If Maui Valentine hadn’t opened James’ heart and put him square in the community of dog guardians who feel their dogs are family … none of us would be here.
So, as Maui’s adoptive mom, I remember her now with a lot of love and a dash of pain. I still miss her, just like I miss all the dogs I have loved.
Thank you, Maui. Thank you for being there for all of us, and inspiring so much good. Happy Valentine’s Day to you, and to all of our dogs who show us how to open our hearts and give AND receive love. Who better to celebrate on this Valentine’s Day — and every day?
Oh … and here’s that video!
Molly Jacobson is a writer and also the editor of The Dog Cancer Survival Guide, published by Maui Media. A lifelong dog lover and self-professed dog health nerd, she is all too familiar with dog cancer. She has been supporting readers of this blog since the beginning. Molly earned a BA from Tufts University, and after a career in bookselling and book publishing attended The Swedish Institute to become a licensed massage therapist in New York State, licensed by the medical board.
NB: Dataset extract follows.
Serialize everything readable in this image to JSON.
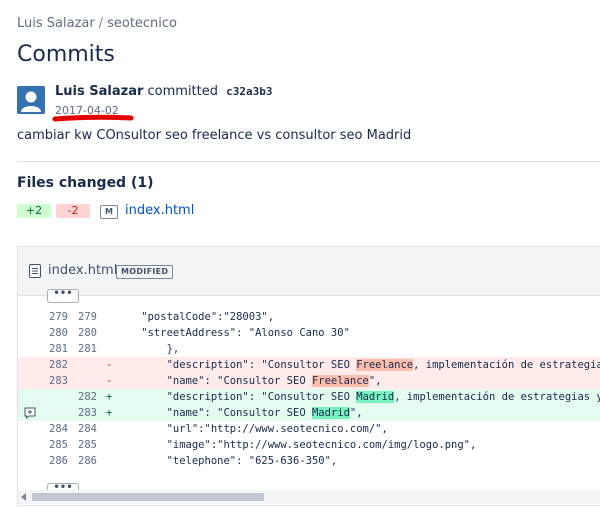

Her fascination with health is both personal and global, and she is most proud of how this site and the associated publications have revolutionized not only our approach to dog health, but our own health.